In an effort to
break the stalemate on the battlefields of World
War I, the Germans introduced a new and
terrifying weapon. Gas!
Yellow Gas, Green Gas and ultimately the grand
daddy to napalm, Mustard Gas.
The use of gas
did nothing to break the stalemate, it only
raised the level of suffering.
was an Englishmen who served the length of the
war and witnessed the horrible effects of gas.
about his experiences and they have become some
of the finest literature available regarding
World War One.
like old beggars under sacks,
Knock-kneed, coughing like hags, we cursed
Till on the haunting flares we turned our backs
And towards our distant rest began to trudge.
Men marched asleep. Many had lost their boots
But limped on, blood-shod. All went lame; all
Drunk with fatigue; deaf even to the hoots
Of disappointed shells that dropped behind.
GAS! Gas! Quick, boys!-- An ecstasy of fumbling,
Fitting the clumsy helmets just in time;
But someone still was yelling out and stumbling
And floundering like a man in fire or lime.--
Dim, through the misty panes and thick green
As under a green sea, I saw him drowning.
In all my dreams, before my helpless sight,
He plunges at me, guttering, choking, drowning.
If in some smothering dreams you too could pace
Behind the wagon that we flung him in,
And watch the white eyes writhing in his face,
His hanging face, like a devil's sick of sin;
If you could hear, at every jolt, the blood
Come gargling from the froth-corrupted lungs,
Obscene as cancer, bitter as the cud
Of vile, incurable sores on innocent tongues,--
My friend, you would not tell with such high
To children ardent for some desperate glory,

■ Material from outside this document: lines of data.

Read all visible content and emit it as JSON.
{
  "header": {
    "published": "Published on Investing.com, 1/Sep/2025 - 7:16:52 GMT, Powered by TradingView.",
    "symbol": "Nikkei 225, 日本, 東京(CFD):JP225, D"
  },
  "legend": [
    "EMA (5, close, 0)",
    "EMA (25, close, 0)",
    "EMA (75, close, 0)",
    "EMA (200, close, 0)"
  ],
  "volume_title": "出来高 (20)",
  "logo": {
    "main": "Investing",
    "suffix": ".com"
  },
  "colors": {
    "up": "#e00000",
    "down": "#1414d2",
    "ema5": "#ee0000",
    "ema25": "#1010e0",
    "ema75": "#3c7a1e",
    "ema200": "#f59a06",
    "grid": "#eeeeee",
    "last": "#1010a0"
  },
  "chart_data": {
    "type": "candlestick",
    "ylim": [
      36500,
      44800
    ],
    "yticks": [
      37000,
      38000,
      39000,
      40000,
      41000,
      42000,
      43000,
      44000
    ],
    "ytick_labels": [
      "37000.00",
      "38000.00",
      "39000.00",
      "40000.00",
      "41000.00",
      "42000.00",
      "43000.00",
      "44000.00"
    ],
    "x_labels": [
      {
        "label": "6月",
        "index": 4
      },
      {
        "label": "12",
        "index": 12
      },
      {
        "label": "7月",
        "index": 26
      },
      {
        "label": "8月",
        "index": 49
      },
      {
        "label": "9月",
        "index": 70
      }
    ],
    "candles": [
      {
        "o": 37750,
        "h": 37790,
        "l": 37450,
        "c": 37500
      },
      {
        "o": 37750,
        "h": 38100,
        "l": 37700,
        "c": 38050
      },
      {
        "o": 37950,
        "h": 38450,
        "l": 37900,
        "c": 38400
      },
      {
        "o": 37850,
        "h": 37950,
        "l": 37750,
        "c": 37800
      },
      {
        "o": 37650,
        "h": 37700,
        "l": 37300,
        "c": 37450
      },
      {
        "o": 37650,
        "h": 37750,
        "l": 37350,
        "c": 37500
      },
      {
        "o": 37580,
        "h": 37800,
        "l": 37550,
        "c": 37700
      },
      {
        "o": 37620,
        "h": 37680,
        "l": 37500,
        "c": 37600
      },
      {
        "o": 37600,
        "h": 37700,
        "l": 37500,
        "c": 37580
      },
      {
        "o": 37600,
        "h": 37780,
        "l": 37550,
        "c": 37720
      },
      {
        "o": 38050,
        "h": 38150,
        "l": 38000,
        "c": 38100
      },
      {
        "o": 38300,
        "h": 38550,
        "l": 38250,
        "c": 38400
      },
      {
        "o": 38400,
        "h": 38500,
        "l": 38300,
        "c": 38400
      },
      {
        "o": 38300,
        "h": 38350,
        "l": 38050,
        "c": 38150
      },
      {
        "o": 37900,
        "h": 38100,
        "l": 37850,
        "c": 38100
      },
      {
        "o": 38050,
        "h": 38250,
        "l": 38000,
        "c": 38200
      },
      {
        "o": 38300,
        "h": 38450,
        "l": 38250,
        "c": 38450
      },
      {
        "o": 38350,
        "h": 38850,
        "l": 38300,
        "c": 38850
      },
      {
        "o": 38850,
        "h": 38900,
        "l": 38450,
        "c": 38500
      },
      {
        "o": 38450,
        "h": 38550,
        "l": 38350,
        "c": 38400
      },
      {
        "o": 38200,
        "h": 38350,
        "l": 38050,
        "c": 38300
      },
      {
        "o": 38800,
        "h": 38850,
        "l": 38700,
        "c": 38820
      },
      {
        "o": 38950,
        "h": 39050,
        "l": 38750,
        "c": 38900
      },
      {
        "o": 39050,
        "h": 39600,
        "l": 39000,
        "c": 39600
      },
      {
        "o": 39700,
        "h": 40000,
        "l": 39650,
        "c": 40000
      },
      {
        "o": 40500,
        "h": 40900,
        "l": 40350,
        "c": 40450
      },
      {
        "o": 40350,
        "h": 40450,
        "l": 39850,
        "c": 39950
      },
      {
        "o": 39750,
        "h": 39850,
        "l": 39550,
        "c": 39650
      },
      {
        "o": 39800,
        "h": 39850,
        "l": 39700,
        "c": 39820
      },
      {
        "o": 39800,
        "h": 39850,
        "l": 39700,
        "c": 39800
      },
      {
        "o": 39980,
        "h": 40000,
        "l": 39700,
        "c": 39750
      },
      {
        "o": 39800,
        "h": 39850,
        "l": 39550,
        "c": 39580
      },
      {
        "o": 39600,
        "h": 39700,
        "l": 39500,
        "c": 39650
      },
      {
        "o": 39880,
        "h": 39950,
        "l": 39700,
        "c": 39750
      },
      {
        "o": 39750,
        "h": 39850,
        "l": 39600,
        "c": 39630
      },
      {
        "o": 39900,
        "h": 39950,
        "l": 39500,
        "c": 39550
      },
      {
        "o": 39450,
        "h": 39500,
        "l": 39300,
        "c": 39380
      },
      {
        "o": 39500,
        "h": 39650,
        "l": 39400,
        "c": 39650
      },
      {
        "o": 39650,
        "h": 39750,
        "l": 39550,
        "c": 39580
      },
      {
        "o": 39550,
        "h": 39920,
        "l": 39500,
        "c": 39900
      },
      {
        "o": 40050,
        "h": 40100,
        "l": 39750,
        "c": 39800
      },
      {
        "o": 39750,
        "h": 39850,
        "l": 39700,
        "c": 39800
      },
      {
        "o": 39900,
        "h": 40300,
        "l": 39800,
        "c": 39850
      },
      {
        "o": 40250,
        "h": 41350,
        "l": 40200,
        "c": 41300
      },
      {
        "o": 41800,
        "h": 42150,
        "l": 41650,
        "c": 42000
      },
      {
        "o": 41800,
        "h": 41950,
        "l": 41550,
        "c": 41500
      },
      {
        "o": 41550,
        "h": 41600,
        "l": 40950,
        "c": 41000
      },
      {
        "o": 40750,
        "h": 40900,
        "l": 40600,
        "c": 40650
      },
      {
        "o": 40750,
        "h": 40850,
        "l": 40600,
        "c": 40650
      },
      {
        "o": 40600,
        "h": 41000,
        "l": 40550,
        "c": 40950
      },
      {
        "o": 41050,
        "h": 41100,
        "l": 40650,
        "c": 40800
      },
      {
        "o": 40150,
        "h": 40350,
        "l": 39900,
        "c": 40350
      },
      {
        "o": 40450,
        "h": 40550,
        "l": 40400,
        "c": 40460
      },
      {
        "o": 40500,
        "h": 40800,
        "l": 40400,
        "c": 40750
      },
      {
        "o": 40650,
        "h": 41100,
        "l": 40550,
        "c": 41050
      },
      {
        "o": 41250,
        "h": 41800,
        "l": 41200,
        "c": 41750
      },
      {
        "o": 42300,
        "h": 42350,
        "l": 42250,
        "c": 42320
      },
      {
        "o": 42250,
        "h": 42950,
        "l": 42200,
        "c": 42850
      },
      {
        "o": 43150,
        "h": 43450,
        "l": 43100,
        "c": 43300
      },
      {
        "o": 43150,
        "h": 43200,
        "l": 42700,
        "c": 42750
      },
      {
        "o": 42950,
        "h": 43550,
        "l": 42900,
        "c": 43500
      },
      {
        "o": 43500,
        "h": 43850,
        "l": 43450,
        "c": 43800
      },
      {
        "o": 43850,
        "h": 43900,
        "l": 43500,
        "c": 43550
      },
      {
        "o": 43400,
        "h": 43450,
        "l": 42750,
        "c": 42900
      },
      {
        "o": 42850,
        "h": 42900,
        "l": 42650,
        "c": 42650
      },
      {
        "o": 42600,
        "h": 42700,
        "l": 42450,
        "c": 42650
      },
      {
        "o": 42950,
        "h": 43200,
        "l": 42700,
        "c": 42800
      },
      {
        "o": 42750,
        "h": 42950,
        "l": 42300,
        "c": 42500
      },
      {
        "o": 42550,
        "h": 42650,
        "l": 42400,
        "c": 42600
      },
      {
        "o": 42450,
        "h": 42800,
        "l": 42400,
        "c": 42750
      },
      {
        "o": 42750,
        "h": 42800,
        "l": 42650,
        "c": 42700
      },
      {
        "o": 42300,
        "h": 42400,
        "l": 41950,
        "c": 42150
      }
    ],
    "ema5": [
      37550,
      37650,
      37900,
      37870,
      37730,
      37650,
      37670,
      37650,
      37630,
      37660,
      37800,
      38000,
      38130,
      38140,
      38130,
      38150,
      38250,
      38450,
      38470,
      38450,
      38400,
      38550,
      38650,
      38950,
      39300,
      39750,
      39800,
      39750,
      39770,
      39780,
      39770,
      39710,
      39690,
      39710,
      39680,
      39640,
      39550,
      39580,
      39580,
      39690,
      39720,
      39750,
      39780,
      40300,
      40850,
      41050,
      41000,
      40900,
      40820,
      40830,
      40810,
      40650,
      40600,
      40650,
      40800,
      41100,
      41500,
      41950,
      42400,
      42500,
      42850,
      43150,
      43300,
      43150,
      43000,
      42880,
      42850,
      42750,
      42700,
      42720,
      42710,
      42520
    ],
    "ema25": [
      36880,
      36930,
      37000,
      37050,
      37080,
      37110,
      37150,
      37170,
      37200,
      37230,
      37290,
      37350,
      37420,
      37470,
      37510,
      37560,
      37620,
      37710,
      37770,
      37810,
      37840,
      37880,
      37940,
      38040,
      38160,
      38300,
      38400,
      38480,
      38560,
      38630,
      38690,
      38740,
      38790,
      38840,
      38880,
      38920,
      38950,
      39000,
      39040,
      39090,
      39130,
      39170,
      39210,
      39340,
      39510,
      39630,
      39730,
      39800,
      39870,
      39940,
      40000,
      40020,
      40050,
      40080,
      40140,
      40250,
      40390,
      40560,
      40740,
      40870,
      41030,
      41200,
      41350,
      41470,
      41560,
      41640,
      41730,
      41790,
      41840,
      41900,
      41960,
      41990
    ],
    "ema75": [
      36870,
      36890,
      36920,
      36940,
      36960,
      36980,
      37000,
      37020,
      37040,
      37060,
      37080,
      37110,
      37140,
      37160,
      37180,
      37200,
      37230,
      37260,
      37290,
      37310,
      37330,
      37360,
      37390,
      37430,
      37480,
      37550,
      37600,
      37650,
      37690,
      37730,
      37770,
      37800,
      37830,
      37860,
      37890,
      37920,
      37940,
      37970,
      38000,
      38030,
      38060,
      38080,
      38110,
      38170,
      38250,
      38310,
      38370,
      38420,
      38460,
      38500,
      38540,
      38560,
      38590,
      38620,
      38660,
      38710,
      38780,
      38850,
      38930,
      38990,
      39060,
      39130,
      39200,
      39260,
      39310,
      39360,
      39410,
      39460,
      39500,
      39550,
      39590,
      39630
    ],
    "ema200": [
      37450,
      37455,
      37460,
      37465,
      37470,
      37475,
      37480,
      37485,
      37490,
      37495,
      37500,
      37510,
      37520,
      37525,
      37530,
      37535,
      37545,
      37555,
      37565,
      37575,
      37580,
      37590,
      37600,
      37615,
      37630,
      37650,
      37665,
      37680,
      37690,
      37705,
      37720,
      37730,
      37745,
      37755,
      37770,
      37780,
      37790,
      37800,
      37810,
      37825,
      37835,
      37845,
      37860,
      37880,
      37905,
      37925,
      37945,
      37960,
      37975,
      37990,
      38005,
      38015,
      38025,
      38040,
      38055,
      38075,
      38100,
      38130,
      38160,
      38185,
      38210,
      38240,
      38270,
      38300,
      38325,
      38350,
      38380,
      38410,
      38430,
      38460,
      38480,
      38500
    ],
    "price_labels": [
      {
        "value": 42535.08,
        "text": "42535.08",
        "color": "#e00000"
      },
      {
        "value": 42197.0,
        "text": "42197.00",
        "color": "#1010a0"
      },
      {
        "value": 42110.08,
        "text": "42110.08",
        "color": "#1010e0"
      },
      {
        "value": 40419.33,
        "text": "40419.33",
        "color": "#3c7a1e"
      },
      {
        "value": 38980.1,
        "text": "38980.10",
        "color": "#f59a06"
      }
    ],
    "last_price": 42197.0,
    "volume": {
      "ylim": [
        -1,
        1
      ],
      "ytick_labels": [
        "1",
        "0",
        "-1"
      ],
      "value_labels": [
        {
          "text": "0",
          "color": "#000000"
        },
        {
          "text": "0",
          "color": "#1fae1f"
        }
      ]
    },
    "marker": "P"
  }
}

The old Lie: Dulce et decorum est
Pro patria mori.*
*It is sweet
and noble to die for one's country
World History Project